In the rush to embrace the Digital Economy the decline of newspapers and other "mainstream media", is taken by some as a new democracy and reduction in the opinion making power of a few "media barons".
However, as the Toronto Star has noted the collapse of the old media model puts at risk the tradition of investigative journalism. This is the kind of journalism that often rquires an extensive commitment in investment to get the story, deep pockets to fight potential lrgal battles, and often stealth in accessing the whole story before details are revealed.
The Star notes a number of potential scenarios for how to fund this investigative journalism. The first is the suggestion by Nicholas Sarkozy that he will help newspapers by funding every eighteen year old for a subscription for a year to the newspaper of their choice (though in Australia university students can already access very cheap subscriptins). Other models are grants from foundations or a group in the US called ProPublica that is acting as a third party "research house" of stories (a kind of twist on the traditional shared resource newsagency like AAP that mostly distributes event based news).
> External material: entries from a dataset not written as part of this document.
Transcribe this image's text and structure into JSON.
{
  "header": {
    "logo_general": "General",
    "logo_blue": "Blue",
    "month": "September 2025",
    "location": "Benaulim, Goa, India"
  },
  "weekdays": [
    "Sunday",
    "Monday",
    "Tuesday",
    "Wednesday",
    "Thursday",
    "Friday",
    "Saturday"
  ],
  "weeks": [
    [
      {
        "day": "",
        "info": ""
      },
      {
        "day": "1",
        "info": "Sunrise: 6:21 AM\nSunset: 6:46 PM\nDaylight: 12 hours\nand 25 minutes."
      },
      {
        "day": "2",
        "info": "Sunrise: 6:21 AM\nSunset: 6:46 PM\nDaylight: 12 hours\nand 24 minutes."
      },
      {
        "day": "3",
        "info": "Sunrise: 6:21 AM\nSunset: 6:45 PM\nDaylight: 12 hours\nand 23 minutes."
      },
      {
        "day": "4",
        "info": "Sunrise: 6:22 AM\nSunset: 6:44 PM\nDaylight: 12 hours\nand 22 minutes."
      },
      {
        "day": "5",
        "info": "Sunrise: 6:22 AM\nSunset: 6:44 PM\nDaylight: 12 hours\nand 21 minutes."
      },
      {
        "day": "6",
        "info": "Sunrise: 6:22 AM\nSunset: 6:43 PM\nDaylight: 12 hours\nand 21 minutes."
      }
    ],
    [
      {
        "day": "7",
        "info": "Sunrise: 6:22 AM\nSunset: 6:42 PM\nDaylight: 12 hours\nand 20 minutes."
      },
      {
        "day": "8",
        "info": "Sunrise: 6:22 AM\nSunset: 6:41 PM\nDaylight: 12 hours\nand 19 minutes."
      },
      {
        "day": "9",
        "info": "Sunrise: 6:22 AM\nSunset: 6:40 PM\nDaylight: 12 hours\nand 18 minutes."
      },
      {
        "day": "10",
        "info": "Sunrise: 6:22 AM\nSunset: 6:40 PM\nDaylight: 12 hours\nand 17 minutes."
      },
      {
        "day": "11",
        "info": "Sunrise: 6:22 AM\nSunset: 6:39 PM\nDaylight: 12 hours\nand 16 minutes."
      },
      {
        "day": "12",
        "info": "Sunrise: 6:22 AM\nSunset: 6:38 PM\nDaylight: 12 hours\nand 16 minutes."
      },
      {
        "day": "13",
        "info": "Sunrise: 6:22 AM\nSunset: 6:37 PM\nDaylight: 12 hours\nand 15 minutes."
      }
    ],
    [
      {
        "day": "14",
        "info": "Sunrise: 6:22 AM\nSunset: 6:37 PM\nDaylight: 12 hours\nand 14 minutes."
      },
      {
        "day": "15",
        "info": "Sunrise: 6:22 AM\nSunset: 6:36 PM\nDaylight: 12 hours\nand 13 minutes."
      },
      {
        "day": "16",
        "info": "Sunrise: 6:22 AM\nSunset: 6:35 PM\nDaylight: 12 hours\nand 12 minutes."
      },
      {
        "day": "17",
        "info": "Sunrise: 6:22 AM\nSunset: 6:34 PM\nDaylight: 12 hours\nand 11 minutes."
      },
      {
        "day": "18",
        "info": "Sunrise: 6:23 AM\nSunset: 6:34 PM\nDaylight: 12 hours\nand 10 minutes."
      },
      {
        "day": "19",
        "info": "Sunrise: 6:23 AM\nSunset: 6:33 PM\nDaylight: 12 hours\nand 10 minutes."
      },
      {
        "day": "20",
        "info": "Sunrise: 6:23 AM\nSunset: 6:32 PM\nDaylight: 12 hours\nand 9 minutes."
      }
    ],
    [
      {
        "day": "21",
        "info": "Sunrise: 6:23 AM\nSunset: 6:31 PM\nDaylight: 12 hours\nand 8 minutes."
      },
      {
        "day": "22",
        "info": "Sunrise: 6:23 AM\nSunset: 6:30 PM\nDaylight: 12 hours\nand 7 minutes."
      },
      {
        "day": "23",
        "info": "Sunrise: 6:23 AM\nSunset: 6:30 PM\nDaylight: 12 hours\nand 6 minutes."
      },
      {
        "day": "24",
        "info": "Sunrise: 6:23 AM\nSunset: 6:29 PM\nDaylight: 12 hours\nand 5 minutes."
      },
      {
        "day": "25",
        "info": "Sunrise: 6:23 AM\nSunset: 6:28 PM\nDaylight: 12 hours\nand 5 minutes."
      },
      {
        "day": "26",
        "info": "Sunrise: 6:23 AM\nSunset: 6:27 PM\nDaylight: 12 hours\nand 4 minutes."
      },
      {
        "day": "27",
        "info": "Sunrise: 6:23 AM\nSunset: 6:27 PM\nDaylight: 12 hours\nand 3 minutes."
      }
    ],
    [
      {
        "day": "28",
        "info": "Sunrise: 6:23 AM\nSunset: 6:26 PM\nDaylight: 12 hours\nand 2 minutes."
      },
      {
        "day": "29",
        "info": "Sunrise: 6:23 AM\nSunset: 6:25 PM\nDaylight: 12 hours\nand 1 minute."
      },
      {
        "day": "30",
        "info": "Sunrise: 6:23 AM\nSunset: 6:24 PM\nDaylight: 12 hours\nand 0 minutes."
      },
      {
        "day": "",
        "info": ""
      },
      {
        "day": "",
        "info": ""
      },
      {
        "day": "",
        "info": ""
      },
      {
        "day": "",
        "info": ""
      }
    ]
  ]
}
The other model of course is that familiar in British models of the government funded public broadcaster. There is a feeling in Australia that the years of political attack on the ABC have worn it down and its investigative role is greatly contracted.
The item concludes with an exhortation;
Undoubtedly the list of models will grow. But, in my view, the important need is for the dialogue to begin. At stake could be nothing less than the vibrancy and health of our society.
That might be a bit over the top. But are there other models? Does it matter, can citizen journalism fill the gap?